For a college module we had to read the Victorian novel Jane Eyre by Charlotte Bronte. The question was raised whether this work is a conservative piece or a radical one. From my reading of the book I believe that Bronte’s text is leaning on the more radical side.
The protagonist Jane is seen in the very beginning as a poor orphan. However, the reader sees Jane:
- Climbing the social ladder, moving from lower to the upper class, something that would be very rare during this time period.
- Breaking the rules of gender roles and not allowing Mr Rochester’s masculinity to overpower her
- Edging her way up in the educational system, something that was perhaps hard to do in Victorian society

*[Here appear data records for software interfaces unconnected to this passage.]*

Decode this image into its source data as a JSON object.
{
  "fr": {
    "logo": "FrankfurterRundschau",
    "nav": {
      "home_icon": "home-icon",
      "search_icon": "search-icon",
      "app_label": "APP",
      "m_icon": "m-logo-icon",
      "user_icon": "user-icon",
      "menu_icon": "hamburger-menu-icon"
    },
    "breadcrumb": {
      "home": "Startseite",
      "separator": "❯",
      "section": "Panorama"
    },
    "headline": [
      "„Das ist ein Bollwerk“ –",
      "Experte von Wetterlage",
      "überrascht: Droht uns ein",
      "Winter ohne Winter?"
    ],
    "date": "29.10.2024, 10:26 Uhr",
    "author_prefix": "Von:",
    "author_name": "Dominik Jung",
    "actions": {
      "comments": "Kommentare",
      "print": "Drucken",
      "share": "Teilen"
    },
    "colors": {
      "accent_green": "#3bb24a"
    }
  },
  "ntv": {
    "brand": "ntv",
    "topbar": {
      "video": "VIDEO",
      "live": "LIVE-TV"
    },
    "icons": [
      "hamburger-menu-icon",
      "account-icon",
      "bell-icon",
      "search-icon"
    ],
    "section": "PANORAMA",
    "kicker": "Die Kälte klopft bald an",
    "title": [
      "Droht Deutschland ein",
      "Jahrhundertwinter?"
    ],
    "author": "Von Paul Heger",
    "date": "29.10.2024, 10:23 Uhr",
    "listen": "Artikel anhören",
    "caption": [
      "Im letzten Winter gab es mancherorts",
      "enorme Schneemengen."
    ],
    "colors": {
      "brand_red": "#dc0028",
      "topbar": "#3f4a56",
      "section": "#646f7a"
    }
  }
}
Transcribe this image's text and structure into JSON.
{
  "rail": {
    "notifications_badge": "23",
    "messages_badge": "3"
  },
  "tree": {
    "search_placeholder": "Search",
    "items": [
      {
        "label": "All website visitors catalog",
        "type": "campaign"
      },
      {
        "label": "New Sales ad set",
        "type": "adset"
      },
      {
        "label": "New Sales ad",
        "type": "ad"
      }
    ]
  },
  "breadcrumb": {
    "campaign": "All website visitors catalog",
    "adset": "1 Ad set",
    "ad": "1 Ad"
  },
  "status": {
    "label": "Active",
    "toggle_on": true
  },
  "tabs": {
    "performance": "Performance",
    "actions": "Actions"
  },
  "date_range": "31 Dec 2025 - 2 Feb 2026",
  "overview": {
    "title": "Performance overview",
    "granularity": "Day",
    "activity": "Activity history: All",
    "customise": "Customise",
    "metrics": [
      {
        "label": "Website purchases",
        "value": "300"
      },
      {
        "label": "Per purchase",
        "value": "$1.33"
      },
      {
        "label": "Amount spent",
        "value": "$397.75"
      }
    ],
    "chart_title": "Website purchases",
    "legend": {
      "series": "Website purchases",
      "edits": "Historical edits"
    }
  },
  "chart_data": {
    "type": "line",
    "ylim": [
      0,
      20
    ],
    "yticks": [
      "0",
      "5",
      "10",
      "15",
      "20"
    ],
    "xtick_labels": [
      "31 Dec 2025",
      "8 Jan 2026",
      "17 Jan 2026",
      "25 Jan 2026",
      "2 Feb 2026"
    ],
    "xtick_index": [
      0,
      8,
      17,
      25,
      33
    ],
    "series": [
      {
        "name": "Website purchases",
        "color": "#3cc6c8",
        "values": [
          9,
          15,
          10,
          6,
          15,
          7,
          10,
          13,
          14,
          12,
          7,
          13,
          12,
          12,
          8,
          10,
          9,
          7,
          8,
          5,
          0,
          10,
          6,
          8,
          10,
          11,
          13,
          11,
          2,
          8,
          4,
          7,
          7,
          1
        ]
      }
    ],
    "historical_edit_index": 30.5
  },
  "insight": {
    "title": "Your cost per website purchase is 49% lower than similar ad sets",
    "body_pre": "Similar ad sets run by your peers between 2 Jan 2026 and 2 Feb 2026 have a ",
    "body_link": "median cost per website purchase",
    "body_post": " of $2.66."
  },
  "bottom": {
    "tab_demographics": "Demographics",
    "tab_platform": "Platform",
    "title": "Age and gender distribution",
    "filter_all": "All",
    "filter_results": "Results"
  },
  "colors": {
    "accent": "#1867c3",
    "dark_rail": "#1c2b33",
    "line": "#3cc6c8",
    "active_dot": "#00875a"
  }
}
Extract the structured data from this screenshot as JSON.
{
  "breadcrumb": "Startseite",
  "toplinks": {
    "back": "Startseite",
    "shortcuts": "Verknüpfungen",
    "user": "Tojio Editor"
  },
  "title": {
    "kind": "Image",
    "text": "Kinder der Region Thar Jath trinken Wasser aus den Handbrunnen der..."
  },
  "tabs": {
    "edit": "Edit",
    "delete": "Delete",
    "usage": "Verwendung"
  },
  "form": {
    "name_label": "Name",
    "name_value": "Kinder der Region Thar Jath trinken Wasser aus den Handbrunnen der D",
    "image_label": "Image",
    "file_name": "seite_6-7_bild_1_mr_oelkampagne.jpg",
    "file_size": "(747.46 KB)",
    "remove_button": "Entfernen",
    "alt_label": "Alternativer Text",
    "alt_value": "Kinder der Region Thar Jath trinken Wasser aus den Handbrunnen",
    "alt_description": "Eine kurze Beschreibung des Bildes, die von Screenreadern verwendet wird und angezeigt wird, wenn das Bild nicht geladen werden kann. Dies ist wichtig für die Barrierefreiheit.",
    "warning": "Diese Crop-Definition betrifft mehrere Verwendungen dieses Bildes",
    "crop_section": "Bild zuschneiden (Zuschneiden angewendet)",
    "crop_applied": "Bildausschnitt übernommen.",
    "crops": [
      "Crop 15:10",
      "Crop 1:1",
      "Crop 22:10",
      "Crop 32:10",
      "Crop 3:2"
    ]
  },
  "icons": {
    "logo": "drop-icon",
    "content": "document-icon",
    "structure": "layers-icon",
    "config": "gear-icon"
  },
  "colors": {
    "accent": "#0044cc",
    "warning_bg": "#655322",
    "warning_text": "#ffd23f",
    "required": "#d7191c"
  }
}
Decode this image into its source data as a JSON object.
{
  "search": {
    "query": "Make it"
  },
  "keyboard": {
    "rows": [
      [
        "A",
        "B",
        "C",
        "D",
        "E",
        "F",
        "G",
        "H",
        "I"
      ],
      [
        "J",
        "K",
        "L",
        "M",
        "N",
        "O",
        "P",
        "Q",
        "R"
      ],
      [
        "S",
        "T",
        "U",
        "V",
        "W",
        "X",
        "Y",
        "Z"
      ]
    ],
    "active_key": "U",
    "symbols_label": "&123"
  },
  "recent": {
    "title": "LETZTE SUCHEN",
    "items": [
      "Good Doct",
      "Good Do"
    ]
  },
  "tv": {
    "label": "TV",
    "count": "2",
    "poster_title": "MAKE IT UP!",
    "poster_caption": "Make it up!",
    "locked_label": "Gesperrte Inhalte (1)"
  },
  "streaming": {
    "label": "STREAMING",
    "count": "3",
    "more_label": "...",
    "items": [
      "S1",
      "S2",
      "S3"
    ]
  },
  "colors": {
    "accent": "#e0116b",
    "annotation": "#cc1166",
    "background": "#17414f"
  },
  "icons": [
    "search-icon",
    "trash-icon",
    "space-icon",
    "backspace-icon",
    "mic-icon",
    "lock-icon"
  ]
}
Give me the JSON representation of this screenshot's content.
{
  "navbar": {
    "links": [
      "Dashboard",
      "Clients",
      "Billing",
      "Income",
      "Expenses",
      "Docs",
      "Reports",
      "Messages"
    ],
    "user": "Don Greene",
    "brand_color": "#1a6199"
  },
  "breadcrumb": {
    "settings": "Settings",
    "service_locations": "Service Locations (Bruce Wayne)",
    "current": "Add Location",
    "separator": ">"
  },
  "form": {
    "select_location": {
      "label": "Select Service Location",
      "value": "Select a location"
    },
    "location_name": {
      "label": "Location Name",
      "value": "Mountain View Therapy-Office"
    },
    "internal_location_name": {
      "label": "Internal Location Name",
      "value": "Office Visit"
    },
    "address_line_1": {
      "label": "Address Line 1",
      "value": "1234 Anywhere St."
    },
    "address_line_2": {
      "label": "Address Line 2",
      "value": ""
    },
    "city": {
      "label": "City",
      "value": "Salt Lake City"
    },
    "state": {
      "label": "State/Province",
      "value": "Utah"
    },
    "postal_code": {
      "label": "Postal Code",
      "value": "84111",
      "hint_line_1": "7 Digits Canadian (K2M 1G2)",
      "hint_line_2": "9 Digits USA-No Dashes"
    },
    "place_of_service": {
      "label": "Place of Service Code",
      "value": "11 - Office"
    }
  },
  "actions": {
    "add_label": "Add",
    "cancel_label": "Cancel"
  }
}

I believe that this rise in social class, breaking of gender roles and success in the education system can be seen as a radical thing in such a conservative period. To the readers during this period, this social advancement was like a fantasy. In my opinion, Jane Eyre’s character development in social standing, gender roles and the education system, was the keys the success of the novel. The audience received a radical portrayal of a female character which I believe broke boundaries and shifted opinions.